SUPPLIED DATA START

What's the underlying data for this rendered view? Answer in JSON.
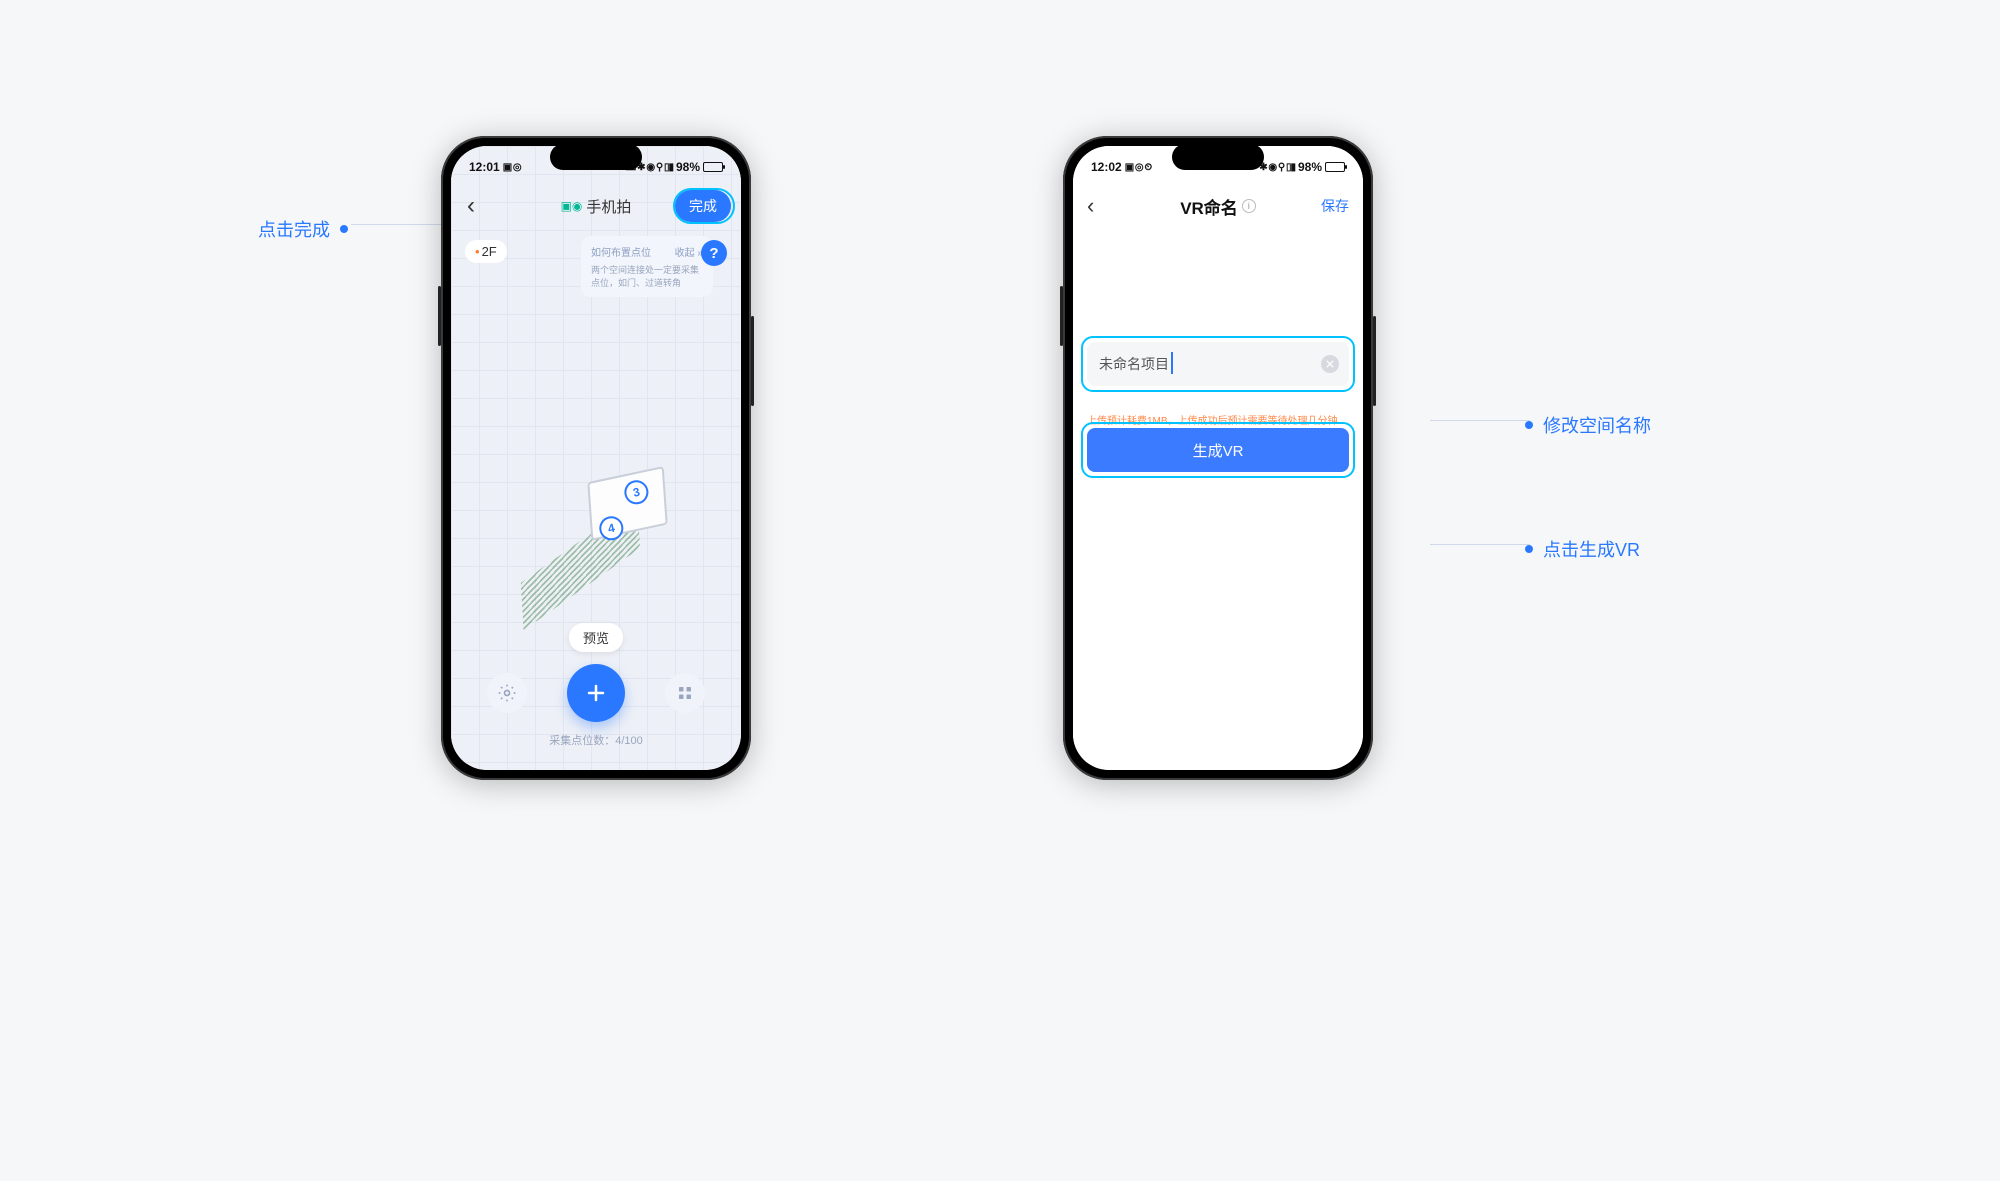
{
  "callouts": {
    "done": "点击完成",
    "rename": "修改空间名称",
    "generate": "点击生成VR"
  },
  "phone1": {
    "status": {
      "time": "12:01",
      "battery_pct": "98%"
    },
    "title": "手机拍",
    "done_label": "完成",
    "floor_label": "2F",
    "tip": {
      "title": "如何布置点位",
      "close": "收起 »",
      "body": "两个空间连接处一定要采集点位，如门、过道转角"
    },
    "help": "?",
    "pins": {
      "p3": "3",
      "p4": "4"
    },
    "preview_label": "预览",
    "count_text": "采集点位数：4/100"
  },
  "phone2": {
    "status": {
      "time": "12:02",
      "battery_pct": "98%"
    },
    "title": "VR命名",
    "save_label": "保存",
    "input_value": "未命名项目",
    "upload_note": "上传预计耗费1MB，上传成功后预计需要等待处理几分钟",
    "generate_label": "生成VR"
  }
}
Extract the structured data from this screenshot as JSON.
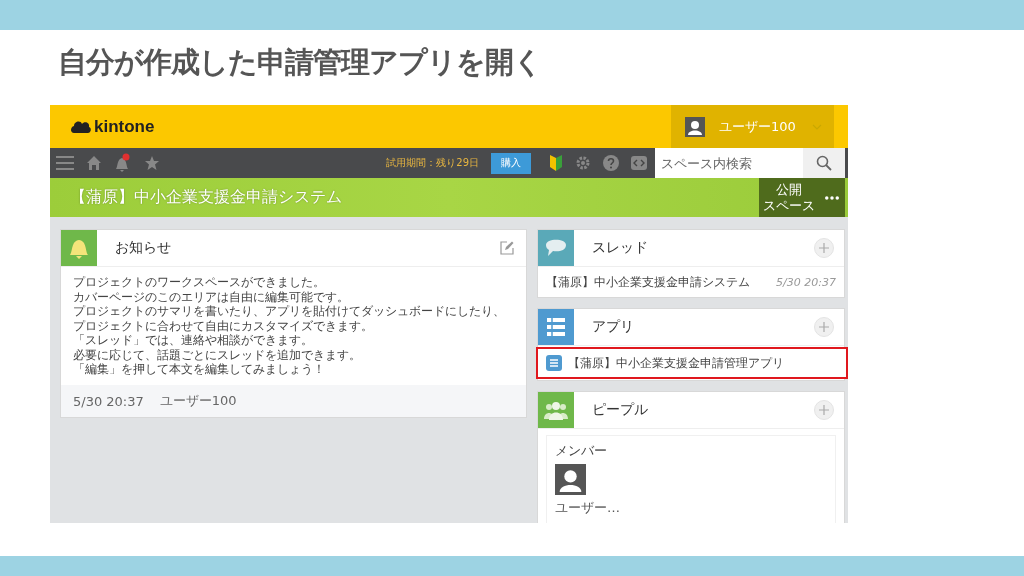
{
  "slide": {
    "title": "自分が作成した申請管理アプリを開く"
  },
  "header": {
    "logo": "kintone",
    "user": "ユーザー100"
  },
  "toolbar": {
    "trial": "試用期間：残り29日",
    "buy_button": "購入",
    "search": {
      "placeholder": "スペース内検索"
    }
  },
  "space": {
    "title": "【蒲原】中小企業支援金申請システム",
    "public_label": [
      "公開",
      "スペース"
    ]
  },
  "notice": {
    "title": "お知らせ",
    "lines": [
      "プロジェクトのワークスペースができました。",
      "カバーページのこのエリアは自由に編集可能です。",
      "プロジェクトのサマリを書いたり、アプリを貼付けてダッシュボードにしたり、",
      "プロジェクトに合わせて自由にカスタマイズできます。",
      "「スレッド」では、連絡や相談ができます。",
      "必要に応じて、話題ごとにスレッドを追加できます。",
      "「編集」を押して本文を編集してみましょう！"
    ],
    "date": "5/30 20:37",
    "author": "ユーザー100"
  },
  "threads": {
    "title": "スレッド",
    "items": [
      {
        "name": "【蒲原】中小企業支援金申請システム",
        "time": "5/30 20:37"
      }
    ]
  },
  "apps": {
    "title": "アプリ",
    "items": [
      {
        "name": "【蒲原】中小企業支援金申請管理アプリ",
        "highlighted": true
      }
    ]
  },
  "people": {
    "title": "ピープル",
    "section": "メンバー",
    "members": [
      {
        "name": "ユーザー…"
      }
    ]
  }
}
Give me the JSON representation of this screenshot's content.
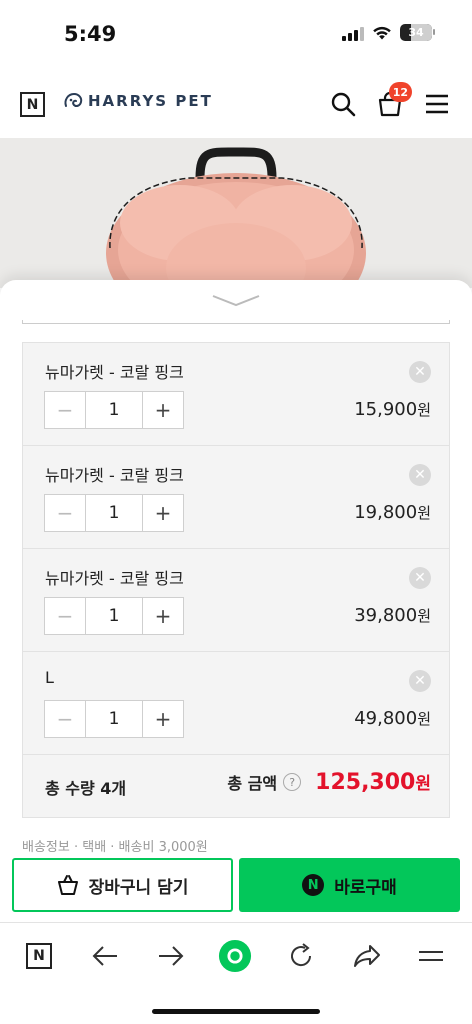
{
  "status_bar": {
    "time": "5:49",
    "battery_level": "34"
  },
  "header": {
    "n_logo": "N",
    "brand": "HARRYS PET",
    "cart_count": "12"
  },
  "items": [
    {
      "name": "뉴마가렛 - 코랄 핑크",
      "qty": "1",
      "price": "15,900",
      "currency": "원"
    },
    {
      "name": "뉴마가렛 - 코랄 핑크",
      "qty": "1",
      "price": "19,800",
      "currency": "원"
    },
    {
      "name": "뉴마가렛 - 코랄 핑크",
      "qty": "1",
      "price": "39,800",
      "currency": "원"
    },
    {
      "name": "L",
      "qty": "1",
      "price": "49,800",
      "currency": "원"
    }
  ],
  "stepper": {
    "minus": "−",
    "plus": "+",
    "remove": "✕"
  },
  "total": {
    "qty_label": "총 수량 4개",
    "amount_label": "총 금액",
    "help": "?",
    "amount": "125,300",
    "currency": "원"
  },
  "shipping_peek": "배송정보 · 택배 · 배송비 3,000원",
  "buttons": {
    "cart": "장바구니 담기",
    "buy": "바로구매",
    "npay_icon": "N"
  },
  "toolbar": {
    "n_logo": "N"
  },
  "colors": {
    "accent_green": "#03c75a",
    "price_red": "#e3122b",
    "badge_red": "#f0432b"
  }
}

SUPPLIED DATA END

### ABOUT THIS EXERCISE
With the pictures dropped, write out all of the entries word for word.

### ANSWER SPACE
What's the underlying data for this rendered view? Answer in JSON.
{
  "callouts": {
    "done": "点击完成",
    "rename": "修改空间名称",
    "generate": "点击生成VR"
  },
  "phone1": {
    "status": {
      "time": "12:01",
      "battery_pct": "98%"
    },
    "title": "手机拍",
    "done_label": "完成",
    "floor_label": "2F",
    "tip": {
      "title": "如何布置点位",
      "close": "收起 »",
      "body": "两个空间连接处一定要采集点位，如门、过道转角"
    },
    "help": "?",
    "pins": {
      "p3": "3",
      "p4": "4"
    },
    "preview_label": "预览",
    "count_text": "采集点位数：4/100"
  },
  "phone2": {
    "status": {
      "time": "12:02",
      "battery_pct": "98%"
    },
    "title": "VR命名",
    "save_label": "保存",
    "input_value": "未命名项目",
    "upload_note": "上传预计耗费1MB，上传成功后预计需要等待处理几分钟",
    "generate_label": "生成VR"
  }
}
Extract the structured data from this screenshot as JSON.
{
  "slide": {
    "title": "自分が作成した申請管理アプリを開く"
  },
  "header": {
    "logo": "kintone",
    "user": "ユーザー100"
  },
  "toolbar": {
    "trial": "試用期間：残り29日",
    "buy_button": "購入",
    "search": {
      "placeholder": "スペース内検索"
    }
  },
  "space": {
    "title": "【蒲原】中小企業支援金申請システム",
    "public_label": [
      "公開",
      "スペース"
    ]
  },
  "notice": {
    "title": "お知らせ",
    "lines": [
      "プロジェクトのワークスペースができました。",
      "カバーページのこのエリアは自由に編集可能です。",
      "プロジェクトのサマリを書いたり、アプリを貼付けてダッシュボードにしたり、",
      "プロジェクトに合わせて自由にカスタマイズできます。",
      "「スレッド」では、連絡や相談ができます。",
      "必要に応じて、話題ごとにスレッドを追加できます。",
      "「編集」を押して本文を編集してみましょう！"
    ],
    "date": "5/30 20:37",
    "author": "ユーザー100"
  },
  "threads": {
    "title": "スレッド",
    "items": [
      {
        "name": "【蒲原】中小企業支援金申請システム",
        "time": "5/30 20:37"
      }
    ]
  },
  "apps": {
    "title": "アプリ",
    "items": [
      {
        "name": "【蒲原】中小企業支援金申請管理アプリ",
        "highlighted": true
      }
    ]
  },
  "people": {
    "title": "ピープル",
    "section": "メンバー",
    "members": [
      {
        "name": "ユーザー…"
      }
    ]
  }
}
Give me the JSON representation of this screenshot's content.
{
  "status_bar": {
    "time": "5:49",
    "battery_level": "34"
  },
  "header": {
    "n_logo": "N",
    "brand": "HARRYS PET",
    "cart_count": "12"
  },
  "items": [
    {
      "name": "뉴마가렛 - 코랄 핑크",
      "qty": "1",
      "price": "15,900",
      "currency": "원"
    },
    {
      "name": "뉴마가렛 - 코랄 핑크",
      "qty": "1",
      "price": "19,800",
      "currency": "원"
    },
    {
      "name": "뉴마가렛 - 코랄 핑크",
      "qty": "1",
      "price": "39,800",
      "currency": "원"
    },
    {
      "name": "L",
      "qty": "1",
      "price": "49,800",
      "currency": "원"
    }
  ],
  "stepper": {
    "minus": "−",
    "plus": "+",
    "remove": "✕"
  },
  "total": {
    "qty_label": "총 수량 4개",
    "amount_label": "총 금액",
    "help": "?",
    "amount": "125,300",
    "currency": "원"
  },
  "shipping_peek": "배송정보 · 택배 · 배송비 3,000원",
  "buttons": {
    "cart": "장바구니 담기",
    "buy": "바로구매",
    "npay_icon": "N"
  },
  "toolbar": {
    "n_logo": "N"
  },
  "colors": {
    "accent_green": "#03c75a",
    "price_red": "#e3122b",
    "badge_red": "#f0432b"
  }
}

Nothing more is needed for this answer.